## [What you are asked to do]
Every line of the data below that holds the string "kind" needs to be reported.

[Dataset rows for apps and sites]
== == ==
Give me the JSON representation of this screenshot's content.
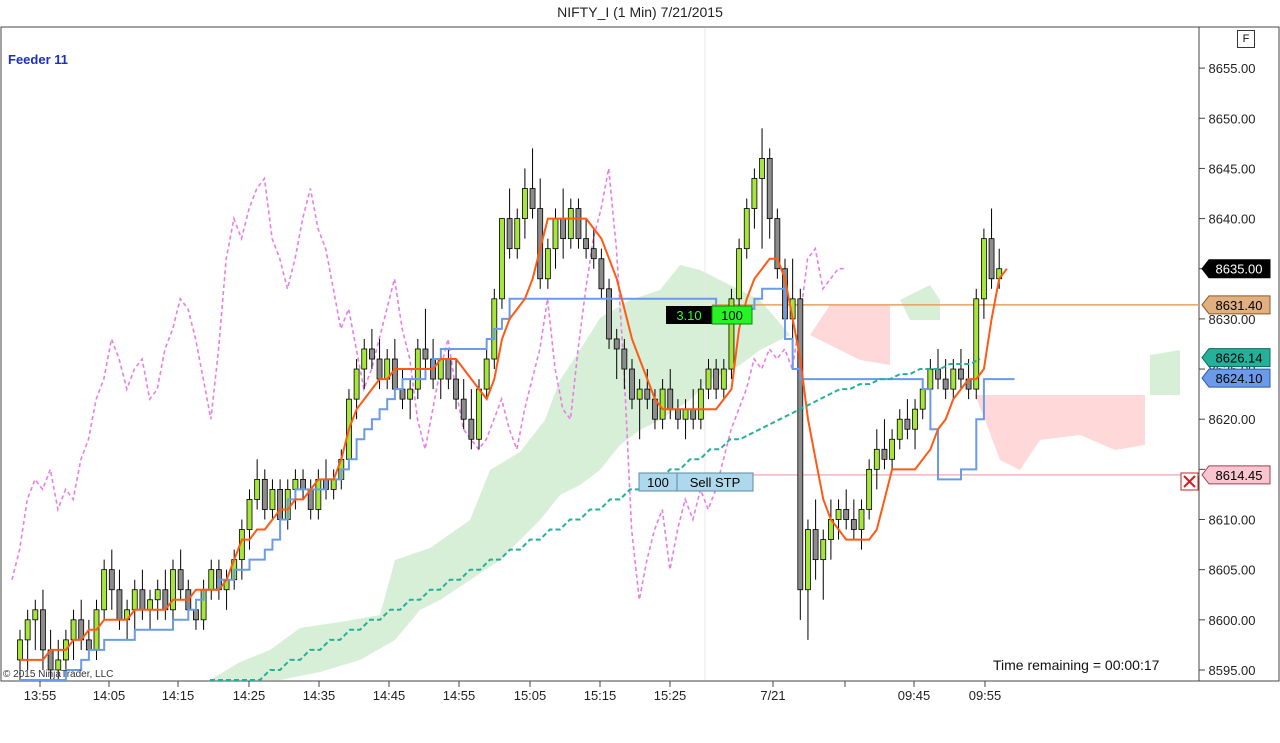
{
  "window": {
    "title": "NIFTY_I (1 Min)  7/21/2015"
  },
  "feeder": {
    "label": "Feeder 11"
  },
  "toolbar": {
    "f_button": "F"
  },
  "status": {
    "time_remaining": "Time remaining = 00:00:17",
    "copyright": "© 2015 NinjaTrader, LLC"
  },
  "orders": {
    "position": {
      "pnl": "3.10",
      "qty": "100"
    },
    "stop": {
      "qty": "100",
      "label": "Sell STP"
    }
  },
  "colors": {
    "candle_up": "#a6e63c",
    "candle_down": "#8c8c8c",
    "fast_line": "#ff5a14",
    "slow_line": "#6a9ae8",
    "dashed_teal": "#25b09b",
    "lagging_pink": "#e87ee8",
    "cloud_green": "#c9e8c9",
    "cloud_red": "#ffd0d0",
    "position_line": "#e8a060",
    "stop_line": "#f0b4c0"
  },
  "chart_data": {
    "type": "candlestick",
    "title": "NIFTY_I (1 Min)  7/21/2015",
    "ylim": [
      8594,
      8659
    ],
    "y_ticks": [
      8595,
      8600,
      8605,
      8610,
      8615,
      8620,
      8625,
      8630,
      8635,
      8640,
      8645,
      8650,
      8655
    ],
    "x_ticks": [
      "13:55",
      "14:05",
      "14:15",
      "14:25",
      "14:35",
      "14:45",
      "14:55",
      "15:05",
      "15:15",
      "15:25",
      "7/21",
      "09:45",
      "09:55"
    ],
    "price_markers": [
      {
        "label": "8635.00",
        "value": 8635.0,
        "kind": "last"
      },
      {
        "label": "8631.40",
        "value": 8631.4,
        "kind": "position"
      },
      {
        "label": "8626.14",
        "value": 8626.14,
        "kind": "teal"
      },
      {
        "label": "8624.10",
        "value": 8624.1,
        "kind": "slow"
      },
      {
        "label": "8614.45",
        "value": 8614.45,
        "kind": "stop"
      }
    ],
    "position_price": 8631.4,
    "stop_price": 8614.45,
    "candles": [
      [
        8596.0,
        8599.0,
        8594.0,
        8598.0
      ],
      [
        8598.0,
        8601.0,
        8595.0,
        8600.0
      ],
      [
        8600.0,
        8602.0,
        8597.0,
        8601.0
      ],
      [
        8601.0,
        8603.0,
        8595.0,
        8597.0
      ],
      [
        8597.0,
        8599.0,
        8594.0,
        8595.0
      ],
      [
        8595.0,
        8598.0,
        8594.0,
        8596.0
      ],
      [
        8596.0,
        8599.0,
        8595.0,
        8598.0
      ],
      [
        8598.0,
        8601.0,
        8596.0,
        8600.0
      ],
      [
        8600.0,
        8602.0,
        8597.0,
        8598.0
      ],
      [
        8598.0,
        8600.0,
        8596.0,
        8597.0
      ],
      [
        8597.0,
        8602.0,
        8596.0,
        8601.0
      ],
      [
        8601.0,
        8606.0,
        8600.0,
        8605.0
      ],
      [
        8605.0,
        8607.0,
        8601.0,
        8603.0
      ],
      [
        8603.0,
        8605.0,
        8599.0,
        8600.0
      ],
      [
        8600.0,
        8602.0,
        8598.0,
        8601.0
      ],
      [
        8601.0,
        8604.0,
        8599.0,
        8603.0
      ],
      [
        8603.0,
        8605.0,
        8600.0,
        8601.0
      ],
      [
        8601.0,
        8603.0,
        8599.0,
        8602.0
      ],
      [
        8602.0,
        8604.0,
        8600.0,
        8603.0
      ],
      [
        8603.0,
        8605.0,
        8600.0,
        8601.0
      ],
      [
        8601.0,
        8606.0,
        8600.0,
        8605.0
      ],
      [
        8605.0,
        8607.0,
        8602.0,
        8603.0
      ],
      [
        8603.0,
        8604.0,
        8600.0,
        8601.0
      ],
      [
        8601.0,
        8602.0,
        8599.0,
        8600.0
      ],
      [
        8600.0,
        8604.0,
        8599.0,
        8603.0
      ],
      [
        8603.0,
        8606.0,
        8602.0,
        8605.0
      ],
      [
        8605.0,
        8606.0,
        8602.0,
        8603.0
      ],
      [
        8603.0,
        8605.0,
        8601.0,
        8604.0
      ],
      [
        8604.0,
        8607.0,
        8603.0,
        8606.0
      ],
      [
        8606.0,
        8610.0,
        8604.0,
        8609.0
      ],
      [
        8609.0,
        8613.0,
        8607.0,
        8612.0
      ],
      [
        8612.0,
        8616.0,
        8611.0,
        8614.0
      ],
      [
        8614.0,
        8615.0,
        8610.0,
        8611.0
      ],
      [
        8611.0,
        8614.0,
        8610.0,
        8613.0
      ],
      [
        8613.0,
        8614.0,
        8609.0,
        8610.0
      ],
      [
        8610.0,
        8614.0,
        8609.0,
        8613.0
      ],
      [
        8613.0,
        8615.0,
        8611.0,
        8614.0
      ],
      [
        8614.0,
        8615.0,
        8612.0,
        8613.0
      ],
      [
        8613.0,
        8614.0,
        8610.0,
        8611.0
      ],
      [
        8611.0,
        8615.0,
        8610.0,
        8614.0
      ],
      [
        8614.0,
        8616.0,
        8612.0,
        8613.0
      ],
      [
        8613.0,
        8615.0,
        8612.0,
        8614.0
      ],
      [
        8614.0,
        8617.0,
        8613.0,
        8616.0
      ],
      [
        8616.0,
        8623.0,
        8615.0,
        8622.0
      ],
      [
        8622.0,
        8626.0,
        8620.0,
        8625.0
      ],
      [
        8625.0,
        8628.0,
        8623.0,
        8627.0
      ],
      [
        8627.0,
        8629.0,
        8625.0,
        8626.0
      ],
      [
        8626.0,
        8628.0,
        8623.0,
        8624.0
      ],
      [
        8624.0,
        8627.0,
        8623.0,
        8626.0
      ],
      [
        8626.0,
        8628.0,
        8622.0,
        8623.0
      ],
      [
        8623.0,
        8625.0,
        8621.0,
        8622.0
      ],
      [
        8622.0,
        8624.0,
        8620.0,
        8623.0
      ],
      [
        8623.0,
        8628.0,
        8622.0,
        8627.0
      ],
      [
        8627.0,
        8631.0,
        8625.0,
        8626.0
      ],
      [
        8626.0,
        8628.0,
        8623.0,
        8624.0
      ],
      [
        8624.0,
        8627.0,
        8622.0,
        8626.0
      ],
      [
        8626.0,
        8627.0,
        8623.0,
        8624.0
      ],
      [
        8624.0,
        8626.0,
        8621.0,
        8622.0
      ],
      [
        8622.0,
        8624.0,
        8619.0,
        8620.0
      ],
      [
        8620.0,
        8623.0,
        8617.0,
        8618.0
      ],
      [
        8618.0,
        8624.0,
        8617.0,
        8623.0
      ],
      [
        8623.0,
        8627.0,
        8622.0,
        8626.0
      ],
      [
        8626.0,
        8633.0,
        8625.0,
        8632.0
      ],
      [
        8632.0,
        8640.0,
        8631.0,
        8640.0
      ],
      [
        8640.0,
        8643.0,
        8636.0,
        8637.0
      ],
      [
        8637.0,
        8641.0,
        8636.0,
        8640.0
      ],
      [
        8640.0,
        8645.0,
        8638.0,
        8643.0
      ],
      [
        8643.0,
        8647.0,
        8640.0,
        8641.0
      ],
      [
        8641.0,
        8644.0,
        8633.0,
        8634.0
      ],
      [
        8634.0,
        8638.0,
        8633.0,
        8637.0
      ],
      [
        8637.0,
        8641.0,
        8635.0,
        8640.0
      ],
      [
        8640.0,
        8643.0,
        8636.0,
        8638.0
      ],
      [
        8638.0,
        8642.0,
        8637.0,
        8641.0
      ],
      [
        8641.0,
        8642.0,
        8637.0,
        8638.0
      ],
      [
        8638.0,
        8640.0,
        8636.0,
        8637.0
      ],
      [
        8637.0,
        8639.0,
        8635.0,
        8636.0
      ],
      [
        8636.0,
        8637.0,
        8632.0,
        8633.0
      ],
      [
        8633.0,
        8634.0,
        8627.0,
        8628.0
      ],
      [
        8628.0,
        8629.0,
        8624.0,
        8627.0
      ],
      [
        8627.0,
        8628.0,
        8623.0,
        8625.0
      ],
      [
        8625.0,
        8626.0,
        8621.0,
        8622.0
      ],
      [
        8622.0,
        8624.0,
        8618.0,
        8623.0
      ],
      [
        8623.0,
        8625.0,
        8621.0,
        8622.0
      ],
      [
        8622.0,
        8623.0,
        8619.0,
        8620.0
      ],
      [
        8620.0,
        8624.0,
        8619.0,
        8623.0
      ],
      [
        8623.0,
        8625.0,
        8620.0,
        8621.0
      ],
      [
        8621.0,
        8622.0,
        8619.0,
        8620.0
      ],
      [
        8620.0,
        8622.0,
        8618.0,
        8621.0
      ],
      [
        8621.0,
        8623.0,
        8619.0,
        8620.0
      ],
      [
        8620.0,
        8624.0,
        8619.0,
        8623.0
      ],
      [
        8623.0,
        8626.0,
        8622.0,
        8625.0
      ],
      [
        8625.0,
        8626.0,
        8622.0,
        8623.0
      ],
      [
        8623.0,
        8626.0,
        8622.0,
        8625.0
      ],
      [
        8625.0,
        8633.0,
        8624.0,
        8632.0
      ],
      [
        8632.0,
        8638.0,
        8630.0,
        8637.0
      ],
      [
        8637.0,
        8642.0,
        8636.0,
        8641.0
      ],
      [
        8641.0,
        8645.0,
        8639.0,
        8644.0
      ],
      [
        8644.0,
        8649.0,
        8637.0,
        8646.0
      ],
      [
        8646.0,
        8647.0,
        8638.0,
        8640.0
      ],
      [
        8640.0,
        8641.0,
        8634.0,
        8635.0
      ],
      [
        8635.0,
        8636.0,
        8629.0,
        8630.0
      ],
      [
        8630.0,
        8636.0,
        8627.0,
        8632.0
      ],
      [
        8632.0,
        8633.0,
        8600.0,
        8603.0
      ],
      [
        8603.0,
        8610.0,
        8598.0,
        8609.0
      ],
      [
        8609.0,
        8612.0,
        8604.0,
        8606.0
      ],
      [
        8606.0,
        8609.0,
        8602.0,
        8608.0
      ],
      [
        8608.0,
        8612.0,
        8606.0,
        8610.0
      ],
      [
        8610.0,
        8612.0,
        8608.0,
        8611.0
      ],
      [
        8611.0,
        8613.0,
        8609.0,
        8610.0
      ],
      [
        8610.0,
        8612.0,
        8608.0,
        8609.0
      ],
      [
        8609.0,
        8612.0,
        8607.0,
        8611.0
      ],
      [
        8611.0,
        8616.0,
        8610.0,
        8615.0
      ],
      [
        8615.0,
        8619.0,
        8613.0,
        8617.0
      ],
      [
        8617.0,
        8620.0,
        8615.0,
        8616.0
      ],
      [
        8616.0,
        8619.0,
        8615.0,
        8618.0
      ],
      [
        8618.0,
        8621.0,
        8617.0,
        8620.0
      ],
      [
        8620.0,
        8622.0,
        8618.0,
        8619.0
      ],
      [
        8619.0,
        8622.0,
        8617.0,
        8621.0
      ],
      [
        8621.0,
        8624.0,
        8620.0,
        8623.0
      ],
      [
        8623.0,
        8626.0,
        8622.0,
        8625.0
      ],
      [
        8625.0,
        8627.0,
        8623.0,
        8624.0
      ],
      [
        8624.0,
        8626.0,
        8622.0,
        8623.0
      ],
      [
        8623.0,
        8626.0,
        8622.0,
        8625.0
      ],
      [
        8625.0,
        8627.0,
        8623.0,
        8624.0
      ],
      [
        8624.0,
        8626.0,
        8622.0,
        8623.0
      ],
      [
        8623.0,
        8633.0,
        8622.0,
        8632.0
      ],
      [
        8632.0,
        8639.0,
        8630.0,
        8638.0
      ],
      [
        8638.0,
        8641.0,
        8633.0,
        8634.0
      ],
      [
        8634.0,
        8637.0,
        8633.0,
        8635.0
      ]
    ],
    "fast_line": [
      8596.0,
      8596.0,
      8596.0,
      8596.0,
      8597.0,
      8597.0,
      8597.0,
      8598.0,
      8598.0,
      8599.0,
      8599.0,
      8600.0,
      8600.0,
      8600.0,
      8600.0,
      8601.0,
      8601.0,
      8601.0,
      8601.0,
      8601.0,
      8602.0,
      8602.0,
      8602.0,
      8603.0,
      8603.0,
      8603.0,
      8603.0,
      8604.0,
      8606.0,
      8608.0,
      8608.0,
      8609.0,
      8609.0,
      8610.0,
      8611.0,
      8611.0,
      8612.0,
      8612.0,
      8613.0,
      8614.0,
      8614.0,
      8614.0,
      8616.0,
      8619.0,
      8621.0,
      8622.0,
      8623.0,
      8624.0,
      8624.0,
      8625.0,
      8625.0,
      8625.0,
      8625.0,
      8625.0,
      8625.0,
      8626.0,
      8626.0,
      8626.0,
      8625.0,
      8624.0,
      8623.0,
      8622.0,
      8624.0,
      8628.0,
      8630.0,
      8631.0,
      8632.0,
      8634.0,
      8637.0,
      8640.0,
      8640.0,
      8640.0,
      8640.0,
      8640.0,
      8640.0,
      8639.0,
      8638.0,
      8636.0,
      8634.0,
      8631.0,
      8628.0,
      8626.0,
      8624.0,
      8622.0,
      8621.0,
      8621.0,
      8621.0,
      8621.0,
      8621.0,
      8621.0,
      8621.0,
      8621.0,
      8622.0,
      8623.0,
      8629.0,
      8632.0,
      8634.0,
      8635.0,
      8636.0,
      8636.0,
      8634.0,
      8630.0,
      8626.0,
      8620.0,
      8616.0,
      8612.0,
      8610.0,
      8609.0,
      8608.0,
      8608.0,
      8608.0,
      8608.0,
      8609.0,
      8612.0,
      8615.0,
      8615.0,
      8615.0,
      8615.0,
      8616.0,
      8617.0,
      8619.0,
      8620.0,
      8622.0,
      8623.0,
      8624.0,
      8624.0,
      8625.0,
      8630.0,
      8634.0,
      8635.0
    ],
    "slow_line": [
      8594.0,
      8594.0,
      8594.0,
      8594.0,
      8594.0,
      8594.0,
      8595.0,
      8595.0,
      8596.0,
      8597.0,
      8597.0,
      8598.0,
      8598.0,
      8598.0,
      8598.0,
      8599.0,
      8599.0,
      8599.0,
      8599.0,
      8599.0,
      8600.0,
      8600.0,
      8601.0,
      8602.0,
      8603.0,
      8603.0,
      8604.0,
      8604.0,
      8605.0,
      8605.0,
      8606.0,
      8606.0,
      8607.0,
      8608.0,
      8610.0,
      8612.0,
      8613.0,
      8613.0,
      8613.0,
      8613.0,
      8614.0,
      8614.0,
      8615.0,
      8616.0,
      8618.0,
      8619.0,
      8620.0,
      8621.0,
      8622.0,
      8623.0,
      8624.0,
      8624.0,
      8624.0,
      8625.0,
      8626.0,
      8627.0,
      8627.0,
      8627.0,
      8627.0,
      8627.0,
      8627.0,
      8628.0,
      8629.0,
      8630.0,
      8632.0,
      8632.0,
      8632.0,
      8632.0,
      8632.0,
      8632.0,
      8632.0,
      8632.0,
      8632.0,
      8632.0,
      8632.0,
      8632.0,
      8632.0,
      8632.0,
      8632.0,
      8632.0,
      8632.0,
      8632.0,
      8632.0,
      8632.0,
      8632.0,
      8632.0,
      8632.0,
      8632.0,
      8632.0,
      8632.0,
      8632.0,
      8631.0,
      8631.0,
      8631.0,
      8631.0,
      8631.0,
      8632.0,
      8633.0,
      8633.0,
      8633.0,
      8628.0,
      8625.0,
      8624.0,
      8624.0,
      8624.0,
      8624.0,
      8624.0,
      8624.0,
      8624.0,
      8624.0,
      8624.0,
      8624.0,
      8624.0,
      8624.0,
      8624.0,
      8624.0,
      8624.0,
      8624.0,
      8623.0,
      8619.0,
      8614.0,
      8614.0,
      8614.0,
      8615.0,
      8615.0,
      8620.0,
      8624.0,
      8624.0,
      8624.0,
      8624.0
    ],
    "dashed_teal": [
      8592.0,
      8592.0,
      8593.0,
      8593.0,
      8594.0,
      8594.0,
      8595.0,
      8595.0,
      8596.0,
      8596.0,
      8597.0,
      8597.0,
      8598.0,
      8598.0,
      8599.0,
      8599.0,
      8600.0,
      8600.0,
      8601.0,
      8601.0,
      8602.0,
      8602.0,
      8603.0,
      8603.0,
      8604.0,
      8604.0,
      8605.0,
      8605.0,
      8606.0,
      8606.0,
      8607.0,
      8607.0,
      8608.0,
      8608.0,
      8609.0,
      8609.0,
      8610.0,
      8610.0,
      8611.0,
      8611.0,
      8612.0,
      8612.0,
      8613.0,
      8613.0,
      8614.0,
      8614.0,
      8615.0,
      8615.0,
      8616.0,
      8616.0,
      8617.0,
      8617.0,
      8618.0,
      8618.0,
      8618.5,
      8619.0,
      8619.5,
      8620.0,
      8620.5,
      8621.0,
      8621.5,
      8622.0,
      8622.5,
      8623.0,
      8623.0,
      8623.5,
      8623.5,
      8624.0,
      8624.0,
      8624.5,
      8624.5,
      8625.0,
      8625.0,
      8625.0,
      8625.5,
      8625.5,
      8625.5,
      8626.0
    ],
    "lagging_pink": [
      8604.0,
      8607.0,
      8612.0,
      8614.0,
      8613.0,
      8615.0,
      8611.0,
      8613.0,
      8612.0,
      8616.0,
      8618.0,
      8622.0,
      8624.0,
      8628.0,
      8626.0,
      8623.0,
      8625.0,
      8626.0,
      8622.0,
      8623.0,
      8627.0,
      8629.0,
      8632.0,
      8631.0,
      8628.0,
      8624.0,
      8620.0,
      8627.0,
      8636.0,
      8640.0,
      8638.0,
      8641.0,
      8643.0,
      8644.0,
      8638.0,
      8636.0,
      8633.0,
      8636.0,
      8640.0,
      8643.0,
      8639.0,
      8637.0,
      8633.0,
      8629.0,
      8631.0,
      8627.0,
      8623.0,
      8625.0,
      8628.0,
      8631.0,
      8634.0,
      8629.0,
      8626.0,
      8620.0,
      8617.0,
      8621.0,
      8625.0,
      8628.0,
      8623.0,
      8619.0,
      8618.0,
      8617.0,
      8618.0,
      8620.0,
      8622.0,
      8619.0,
      8617.0,
      8621.0,
      8624.0,
      8627.0,
      8632.0,
      8625.0,
      8621.0,
      8620.0,
      8627.0,
      8633.0,
      8638.0,
      8641.0,
      8645.0,
      8637.0,
      8625.0,
      8609.0,
      8602.0,
      8606.0,
      8609.0,
      8611.0,
      8605.0,
      8609.0,
      8612.0,
      8610.0,
      8613.0,
      8611.0,
      8613.0,
      8616.0,
      8619.0,
      8621.0,
      8623.0,
      8626.0,
      8625.0,
      8627.0,
      8626.0,
      8627.0,
      8625.0,
      8630.0,
      8636.0,
      8637.0,
      8633.0,
      8634.0,
      8635.0,
      8635.0
    ]
  }
}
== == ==
## [Solved exercise]
        "kind": "last"
        "kind": "position"
        "kind": "teal"
        "kind": "slow"
        "kind": "stop"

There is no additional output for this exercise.